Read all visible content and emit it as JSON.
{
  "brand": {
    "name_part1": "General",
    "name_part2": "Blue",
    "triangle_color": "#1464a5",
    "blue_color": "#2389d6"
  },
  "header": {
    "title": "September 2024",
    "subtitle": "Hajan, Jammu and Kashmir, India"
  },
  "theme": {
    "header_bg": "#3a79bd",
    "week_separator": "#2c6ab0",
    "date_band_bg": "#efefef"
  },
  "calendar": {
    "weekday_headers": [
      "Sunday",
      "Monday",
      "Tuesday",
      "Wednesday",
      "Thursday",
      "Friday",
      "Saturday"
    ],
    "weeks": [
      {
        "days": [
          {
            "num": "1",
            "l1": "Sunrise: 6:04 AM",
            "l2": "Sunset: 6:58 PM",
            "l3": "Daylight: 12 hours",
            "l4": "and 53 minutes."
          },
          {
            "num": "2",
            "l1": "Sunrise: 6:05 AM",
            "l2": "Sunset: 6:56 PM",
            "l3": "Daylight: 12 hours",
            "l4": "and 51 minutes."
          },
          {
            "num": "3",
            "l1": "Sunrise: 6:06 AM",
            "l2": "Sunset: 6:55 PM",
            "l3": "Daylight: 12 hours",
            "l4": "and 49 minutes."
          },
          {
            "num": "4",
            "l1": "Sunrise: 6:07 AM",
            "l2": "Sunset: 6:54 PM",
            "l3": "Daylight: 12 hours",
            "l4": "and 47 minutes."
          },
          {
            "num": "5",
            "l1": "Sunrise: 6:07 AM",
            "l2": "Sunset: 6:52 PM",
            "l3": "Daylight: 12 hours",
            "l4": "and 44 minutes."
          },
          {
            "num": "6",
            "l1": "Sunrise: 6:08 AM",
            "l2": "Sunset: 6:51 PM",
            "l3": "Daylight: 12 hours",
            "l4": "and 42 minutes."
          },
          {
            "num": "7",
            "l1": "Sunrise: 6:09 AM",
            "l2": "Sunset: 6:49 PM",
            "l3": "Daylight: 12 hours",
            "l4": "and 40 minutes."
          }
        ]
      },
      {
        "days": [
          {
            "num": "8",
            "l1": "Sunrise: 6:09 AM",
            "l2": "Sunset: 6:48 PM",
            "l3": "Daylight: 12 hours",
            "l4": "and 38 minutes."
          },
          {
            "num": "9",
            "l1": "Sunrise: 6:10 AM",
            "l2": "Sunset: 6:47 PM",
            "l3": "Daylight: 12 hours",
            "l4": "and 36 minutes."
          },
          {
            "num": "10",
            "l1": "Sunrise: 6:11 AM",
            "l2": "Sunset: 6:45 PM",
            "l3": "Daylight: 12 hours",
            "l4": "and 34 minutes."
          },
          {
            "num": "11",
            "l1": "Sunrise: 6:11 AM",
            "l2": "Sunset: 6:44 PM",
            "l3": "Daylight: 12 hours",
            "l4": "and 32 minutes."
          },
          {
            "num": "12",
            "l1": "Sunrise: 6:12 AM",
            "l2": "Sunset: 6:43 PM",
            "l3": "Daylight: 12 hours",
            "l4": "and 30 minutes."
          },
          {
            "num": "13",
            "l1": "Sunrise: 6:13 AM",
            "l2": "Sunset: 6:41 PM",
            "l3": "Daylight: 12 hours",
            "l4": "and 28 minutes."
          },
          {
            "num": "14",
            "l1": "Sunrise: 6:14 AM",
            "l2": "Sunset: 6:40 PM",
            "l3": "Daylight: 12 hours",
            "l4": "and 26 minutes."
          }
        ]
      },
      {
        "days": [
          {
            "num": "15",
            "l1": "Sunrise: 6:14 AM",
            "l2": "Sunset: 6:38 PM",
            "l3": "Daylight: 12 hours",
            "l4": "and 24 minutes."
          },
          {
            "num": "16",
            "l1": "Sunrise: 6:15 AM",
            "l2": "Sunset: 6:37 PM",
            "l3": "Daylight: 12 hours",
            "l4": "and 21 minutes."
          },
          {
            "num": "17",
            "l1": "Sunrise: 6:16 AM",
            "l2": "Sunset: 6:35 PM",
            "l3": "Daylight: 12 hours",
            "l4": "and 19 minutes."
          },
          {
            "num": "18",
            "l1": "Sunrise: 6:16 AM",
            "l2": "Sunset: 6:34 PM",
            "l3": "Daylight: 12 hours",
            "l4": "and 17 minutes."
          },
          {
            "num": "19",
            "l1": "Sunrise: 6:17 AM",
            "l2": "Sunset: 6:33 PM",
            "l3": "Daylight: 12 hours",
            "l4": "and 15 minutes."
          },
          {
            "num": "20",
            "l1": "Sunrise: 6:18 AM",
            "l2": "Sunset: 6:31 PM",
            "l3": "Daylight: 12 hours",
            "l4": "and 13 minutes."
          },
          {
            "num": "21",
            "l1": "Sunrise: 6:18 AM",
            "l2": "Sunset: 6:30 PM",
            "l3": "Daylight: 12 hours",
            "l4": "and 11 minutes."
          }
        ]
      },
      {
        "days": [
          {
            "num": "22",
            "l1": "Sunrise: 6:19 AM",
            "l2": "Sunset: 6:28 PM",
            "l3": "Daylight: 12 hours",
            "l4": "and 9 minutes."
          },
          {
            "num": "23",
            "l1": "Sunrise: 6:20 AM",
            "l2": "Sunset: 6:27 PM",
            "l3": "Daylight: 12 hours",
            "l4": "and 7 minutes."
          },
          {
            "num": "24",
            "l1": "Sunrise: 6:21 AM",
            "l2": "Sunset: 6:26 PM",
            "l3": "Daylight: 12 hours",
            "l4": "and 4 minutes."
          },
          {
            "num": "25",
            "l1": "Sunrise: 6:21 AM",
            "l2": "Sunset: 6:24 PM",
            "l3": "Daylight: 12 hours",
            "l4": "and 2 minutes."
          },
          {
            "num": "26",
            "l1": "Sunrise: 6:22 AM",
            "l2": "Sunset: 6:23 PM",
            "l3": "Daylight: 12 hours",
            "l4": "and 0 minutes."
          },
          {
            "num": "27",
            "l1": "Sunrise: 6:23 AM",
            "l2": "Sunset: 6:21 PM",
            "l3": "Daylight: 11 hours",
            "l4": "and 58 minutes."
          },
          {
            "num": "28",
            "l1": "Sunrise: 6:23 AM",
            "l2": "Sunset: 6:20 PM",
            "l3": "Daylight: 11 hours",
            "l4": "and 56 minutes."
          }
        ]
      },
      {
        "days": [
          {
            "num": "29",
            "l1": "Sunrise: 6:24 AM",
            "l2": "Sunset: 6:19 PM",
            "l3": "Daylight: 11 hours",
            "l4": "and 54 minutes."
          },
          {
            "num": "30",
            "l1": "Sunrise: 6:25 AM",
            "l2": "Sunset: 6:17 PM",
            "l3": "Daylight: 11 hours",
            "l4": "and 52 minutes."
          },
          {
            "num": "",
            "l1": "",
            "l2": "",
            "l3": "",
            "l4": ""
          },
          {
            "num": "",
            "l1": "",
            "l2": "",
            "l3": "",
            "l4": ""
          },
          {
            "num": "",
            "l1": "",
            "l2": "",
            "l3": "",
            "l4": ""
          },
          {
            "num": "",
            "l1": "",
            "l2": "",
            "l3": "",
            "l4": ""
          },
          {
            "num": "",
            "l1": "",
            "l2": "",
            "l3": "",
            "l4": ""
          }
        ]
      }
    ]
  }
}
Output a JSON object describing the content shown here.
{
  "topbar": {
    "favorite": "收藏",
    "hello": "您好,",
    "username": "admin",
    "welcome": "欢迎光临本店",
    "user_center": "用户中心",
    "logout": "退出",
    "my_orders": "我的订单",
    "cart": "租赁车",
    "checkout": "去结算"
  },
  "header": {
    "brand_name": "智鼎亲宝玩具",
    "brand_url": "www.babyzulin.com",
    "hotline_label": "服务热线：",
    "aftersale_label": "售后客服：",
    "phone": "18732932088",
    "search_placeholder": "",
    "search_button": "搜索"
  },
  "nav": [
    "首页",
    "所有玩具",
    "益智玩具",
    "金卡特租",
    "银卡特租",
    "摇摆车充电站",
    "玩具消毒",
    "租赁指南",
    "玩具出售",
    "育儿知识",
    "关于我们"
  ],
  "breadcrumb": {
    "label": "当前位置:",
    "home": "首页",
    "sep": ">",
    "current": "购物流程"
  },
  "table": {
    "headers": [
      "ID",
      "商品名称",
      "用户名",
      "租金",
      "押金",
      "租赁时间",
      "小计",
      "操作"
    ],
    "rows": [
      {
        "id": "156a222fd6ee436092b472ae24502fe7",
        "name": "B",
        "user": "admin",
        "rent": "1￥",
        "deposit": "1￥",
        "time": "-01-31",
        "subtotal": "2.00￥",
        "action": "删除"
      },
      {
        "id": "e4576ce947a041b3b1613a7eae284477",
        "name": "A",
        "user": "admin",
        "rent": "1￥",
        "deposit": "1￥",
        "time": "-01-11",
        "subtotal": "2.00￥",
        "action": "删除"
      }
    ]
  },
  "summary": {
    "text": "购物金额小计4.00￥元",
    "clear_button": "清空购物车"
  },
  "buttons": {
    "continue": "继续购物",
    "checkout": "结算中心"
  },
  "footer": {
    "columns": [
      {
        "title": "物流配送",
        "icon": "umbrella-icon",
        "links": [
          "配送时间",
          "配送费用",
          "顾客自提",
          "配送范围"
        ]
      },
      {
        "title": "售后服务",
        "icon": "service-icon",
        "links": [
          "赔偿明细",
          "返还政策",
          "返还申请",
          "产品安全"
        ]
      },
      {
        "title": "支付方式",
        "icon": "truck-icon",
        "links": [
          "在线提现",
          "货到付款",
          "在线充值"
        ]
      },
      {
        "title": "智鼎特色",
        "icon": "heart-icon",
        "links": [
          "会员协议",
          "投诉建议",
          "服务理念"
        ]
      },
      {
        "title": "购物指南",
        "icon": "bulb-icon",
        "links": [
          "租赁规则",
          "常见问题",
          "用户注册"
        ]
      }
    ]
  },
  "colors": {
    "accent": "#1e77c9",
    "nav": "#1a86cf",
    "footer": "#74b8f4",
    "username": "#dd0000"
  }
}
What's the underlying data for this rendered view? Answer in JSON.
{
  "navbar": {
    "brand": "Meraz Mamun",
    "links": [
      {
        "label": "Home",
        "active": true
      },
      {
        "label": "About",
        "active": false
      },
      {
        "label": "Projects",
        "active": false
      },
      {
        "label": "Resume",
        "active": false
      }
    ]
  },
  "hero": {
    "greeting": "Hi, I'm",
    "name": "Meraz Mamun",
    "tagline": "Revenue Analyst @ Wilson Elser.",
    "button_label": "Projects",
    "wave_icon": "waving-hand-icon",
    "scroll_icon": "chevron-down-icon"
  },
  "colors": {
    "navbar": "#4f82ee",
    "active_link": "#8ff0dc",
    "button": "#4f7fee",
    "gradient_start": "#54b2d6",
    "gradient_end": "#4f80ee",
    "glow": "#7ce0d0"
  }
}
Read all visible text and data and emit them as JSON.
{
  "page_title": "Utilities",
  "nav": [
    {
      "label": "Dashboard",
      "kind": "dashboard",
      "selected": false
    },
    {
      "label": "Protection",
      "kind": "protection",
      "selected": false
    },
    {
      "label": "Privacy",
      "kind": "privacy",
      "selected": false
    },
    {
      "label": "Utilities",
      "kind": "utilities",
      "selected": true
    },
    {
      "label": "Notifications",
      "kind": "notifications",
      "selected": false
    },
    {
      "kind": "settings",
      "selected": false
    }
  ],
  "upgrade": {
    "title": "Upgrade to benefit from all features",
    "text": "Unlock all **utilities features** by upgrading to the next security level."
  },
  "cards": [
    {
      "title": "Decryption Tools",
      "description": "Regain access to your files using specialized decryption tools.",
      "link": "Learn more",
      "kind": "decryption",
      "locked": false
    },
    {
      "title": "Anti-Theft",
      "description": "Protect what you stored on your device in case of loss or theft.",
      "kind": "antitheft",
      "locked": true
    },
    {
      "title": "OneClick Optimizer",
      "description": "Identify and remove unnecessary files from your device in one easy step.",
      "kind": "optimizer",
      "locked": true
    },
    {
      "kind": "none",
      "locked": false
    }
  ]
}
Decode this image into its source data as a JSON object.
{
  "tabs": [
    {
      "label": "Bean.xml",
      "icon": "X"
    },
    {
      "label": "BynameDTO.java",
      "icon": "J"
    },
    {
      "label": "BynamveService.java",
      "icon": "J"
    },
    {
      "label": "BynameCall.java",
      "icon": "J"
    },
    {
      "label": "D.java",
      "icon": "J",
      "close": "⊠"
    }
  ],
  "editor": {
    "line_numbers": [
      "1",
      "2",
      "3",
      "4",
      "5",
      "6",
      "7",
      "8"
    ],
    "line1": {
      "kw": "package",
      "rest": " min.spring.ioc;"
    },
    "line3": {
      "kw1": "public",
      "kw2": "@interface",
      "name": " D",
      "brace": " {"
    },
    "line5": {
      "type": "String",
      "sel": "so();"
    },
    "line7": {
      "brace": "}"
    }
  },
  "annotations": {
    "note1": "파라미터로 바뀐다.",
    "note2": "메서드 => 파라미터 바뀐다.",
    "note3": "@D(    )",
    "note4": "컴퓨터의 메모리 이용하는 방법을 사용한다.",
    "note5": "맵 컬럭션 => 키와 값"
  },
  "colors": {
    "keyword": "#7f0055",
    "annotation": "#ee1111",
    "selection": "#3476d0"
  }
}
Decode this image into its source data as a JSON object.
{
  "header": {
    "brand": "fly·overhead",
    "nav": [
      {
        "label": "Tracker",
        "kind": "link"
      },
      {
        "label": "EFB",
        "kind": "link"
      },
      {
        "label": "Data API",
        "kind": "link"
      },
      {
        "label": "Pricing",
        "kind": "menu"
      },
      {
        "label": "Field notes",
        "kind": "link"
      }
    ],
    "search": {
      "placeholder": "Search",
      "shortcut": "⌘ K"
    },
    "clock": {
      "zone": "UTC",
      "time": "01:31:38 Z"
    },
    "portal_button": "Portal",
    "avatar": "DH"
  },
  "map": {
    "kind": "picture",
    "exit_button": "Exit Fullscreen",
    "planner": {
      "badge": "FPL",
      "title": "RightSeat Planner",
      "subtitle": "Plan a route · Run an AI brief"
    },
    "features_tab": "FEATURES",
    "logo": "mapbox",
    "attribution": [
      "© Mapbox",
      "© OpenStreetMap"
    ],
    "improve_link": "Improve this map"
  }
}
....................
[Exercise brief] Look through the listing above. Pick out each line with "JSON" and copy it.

[Answer box]
Read all visible content and emit it as JSON.
Output a JSON object describing the content shown here.
What's the underlying data for this rendered view? Answer in JSON.
Read all visible text and data and emit them as JSON.
Decode this image into its source data as a JSON object.
Decode this image into its source data as a JSON object.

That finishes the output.